First, you have the option to file a Motion to Quash the subpoena before your ISP discloses your personal information to Strike 3. If the court grants the Motion to Quash, Strike 3 will be unable to obtain your personal identification information, and the lawsuit will be unable to move forward. However, if the court denies the Motion to Quash, your ISP will provide your personal information to Strike 3, allowing them to amend their complaint with your true name. The success of a Motion to Quash depends on the specific details of your case, but many courts deny these motions.

Second, you can attempt to settle the case. The settlement amount varies depending on factors like the alleged infringements, the location associated with the IP address, financial circumstances, and military status. If you are the subject of a Strike 3 lawsuit, it is important to consult with an attorney experienced in negotiating and settling these cases. Consider settling early in the process, as it may be more advantageous. An attorney can guide you through the settlement process, explain how to protect your reputation and anonymity, and negotiate a more reasonable settlement payment.

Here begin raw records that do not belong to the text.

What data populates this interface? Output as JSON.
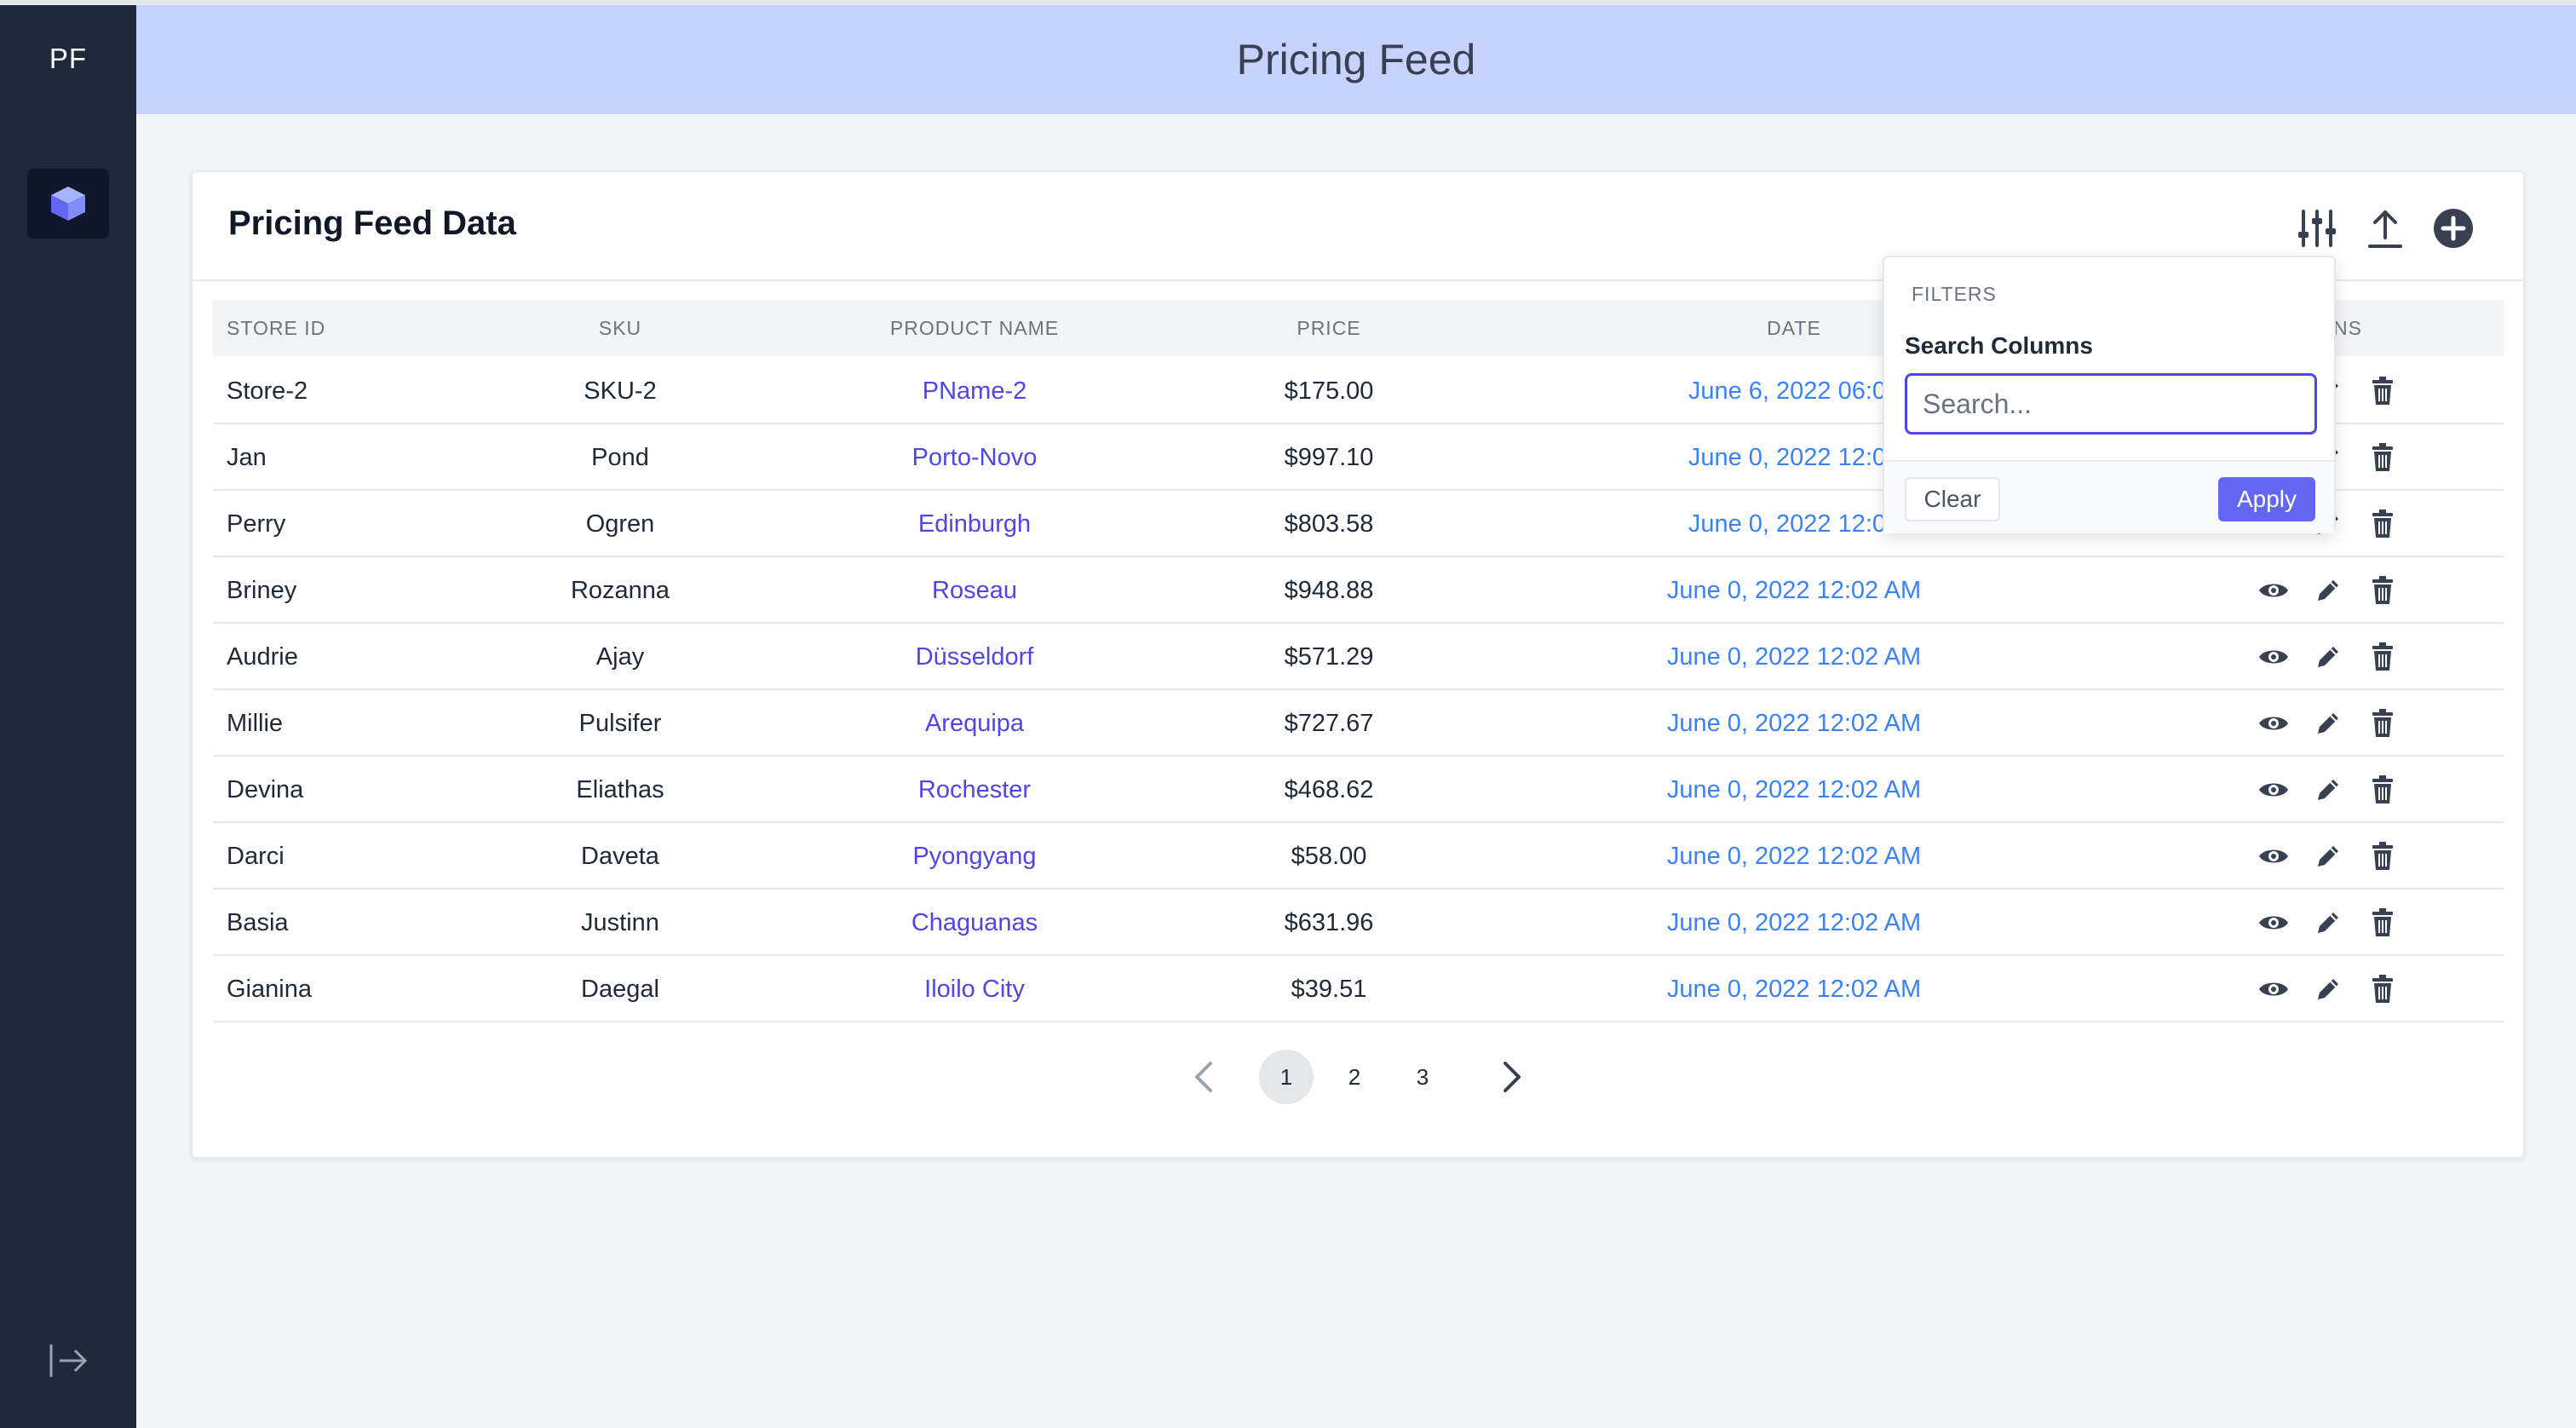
{
  "sidebar": {
    "brand": "PF",
    "nav_icon": "cube-icon",
    "footer_icon": "logout-arrow-icon"
  },
  "header": {
    "title": "Pricing Feed"
  },
  "card": {
    "title": "Pricing Feed Data",
    "toolbar_icons": [
      "sliders-icon",
      "upload-icon",
      "add-circle-icon"
    ]
  },
  "table": {
    "columns": [
      "STORE ID",
      "SKU",
      "PRODUCT NAME",
      "PRICE",
      "DATE",
      "NS"
    ],
    "rows": [
      {
        "store": "Store-2",
        "sku": "SKU-2",
        "product": "PName-2",
        "price": "$175.00",
        "date": "June 6, 2022 06:04"
      },
      {
        "store": "Jan",
        "sku": "Pond",
        "product": "Porto-Novo",
        "price": "$997.10",
        "date": "June 0, 2022 12:02"
      },
      {
        "store": "Perry",
        "sku": "Ogren",
        "product": "Edinburgh",
        "price": "$803.58",
        "date": "June 0, 2022 12:02"
      },
      {
        "store": "Briney",
        "sku": "Rozanna",
        "product": "Roseau",
        "price": "$948.88",
        "date": "June 0, 2022 12:02 AM"
      },
      {
        "store": "Audrie",
        "sku": "Ajay",
        "product": "Düsseldorf",
        "price": "$571.29",
        "date": "June 0, 2022 12:02 AM"
      },
      {
        "store": "Millie",
        "sku": "Pulsifer",
        "product": "Arequipa",
        "price": "$727.67",
        "date": "June 0, 2022 12:02 AM"
      },
      {
        "store": "Devina",
        "sku": "Eliathas",
        "product": "Rochester",
        "price": "$468.62",
        "date": "June 0, 2022 12:02 AM"
      },
      {
        "store": "Darci",
        "sku": "Daveta",
        "product": "Pyongyang",
        "price": "$58.00",
        "date": "June 0, 2022 12:02 AM"
      },
      {
        "store": "Basia",
        "sku": "Justinn",
        "product": "Chaguanas",
        "price": "$631.96",
        "date": "June 0, 2022 12:02 AM"
      },
      {
        "store": "Gianina",
        "sku": "Daegal",
        "product": "Iloilo City",
        "price": "$39.51",
        "date": "June 0, 2022 12:02 AM"
      }
    ],
    "row_actions": [
      "eye-icon",
      "pencil-icon",
      "trash-icon"
    ]
  },
  "pagination": {
    "pages": [
      "1",
      "2",
      "3"
    ],
    "current": "1"
  },
  "filters": {
    "heading": "FILTERS",
    "label": "Search Columns",
    "placeholder": "Search...",
    "clear_label": "Clear",
    "apply_label": "Apply"
  },
  "colors": {
    "sidebar": "#1e293b",
    "header": "#c7d2fe",
    "accent": "#6366f1",
    "link": "#4f46e5",
    "date": "#3b82f6"
  }
}
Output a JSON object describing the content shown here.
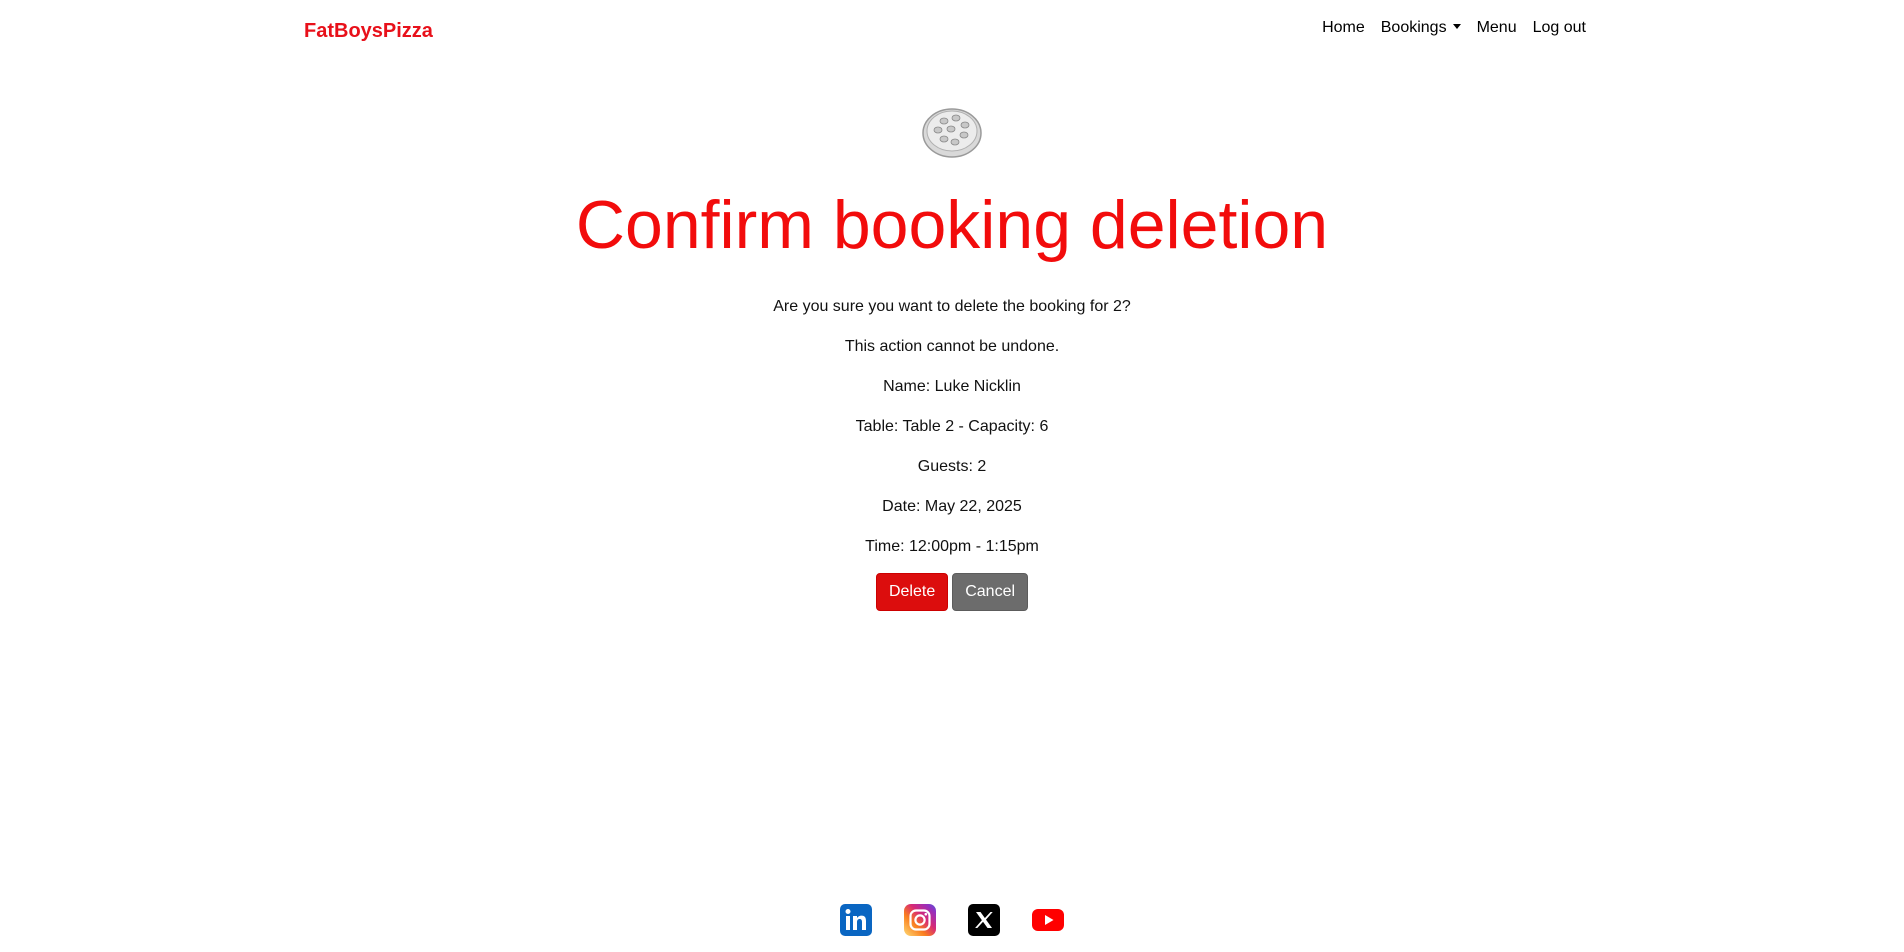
{
  "nav": {
    "brand": "FatBoysPizza",
    "links": [
      "Home",
      "Bookings",
      "Menu",
      "Log out"
    ]
  },
  "page": {
    "title": "Confirm booking deletion",
    "question": "Are you sure you want to delete the booking for 2?",
    "warning": "This action cannot be undone.",
    "name": "Name: Luke Nicklin",
    "table": "Table: Table 2 - Capacity: 6",
    "guests": "Guests: 2",
    "date": "Date: May 22, 2025",
    "time": "Time: 12:00pm - 1:15pm"
  },
  "actions": {
    "delete_label": "Delete",
    "cancel_label": "Cancel"
  },
  "footer": {
    "icons": [
      "linkedin-icon",
      "instagram-icon",
      "x-icon",
      "youtube-icon"
    ]
  },
  "colors": {
    "brand": "#e8101a",
    "title": "#f20c0c",
    "delete": "#dc0d0d",
    "cancel": "#6c6c6c"
  }
}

Third, you can fight the case in court after Strike 3 amends its complaint with your personal identification information.  There are many factors to consider in making this decision, and taking a civil case to trial is often a time-consuming and expensive process. But given the facts and circumstances of your case, it may be worth considering this option. Sometimes, however, even if you are wrongfully accused of infringement, it might be worth considering settling the case depending on your circumstances. 

Schedule a Consult

If you receive a letter from your ISP regarding a Strike 3 Holdings subpoena, contact our office to consult with one of our civil litigation attorneys. Once our attorneys have a clear understanding of your case, we can discuss the advantages and disadvantages of each option and develop a strategy to minimize the impact of a Strike 3 Holdings lawsuit on your situation.

Our attorneys possess extensive experience in responding to, defending against, and settling Strike 3 lawsuits, particularly in the Eastern District of Virginia (EDVA) district court. Our office is conveniently located less than a mile and a half from the Alexandria Division of the Eastern District of Virginia.

*This blog post does not constitute legal advice and is provided solely for informational purposes. Past outcomes do not guarantee future results.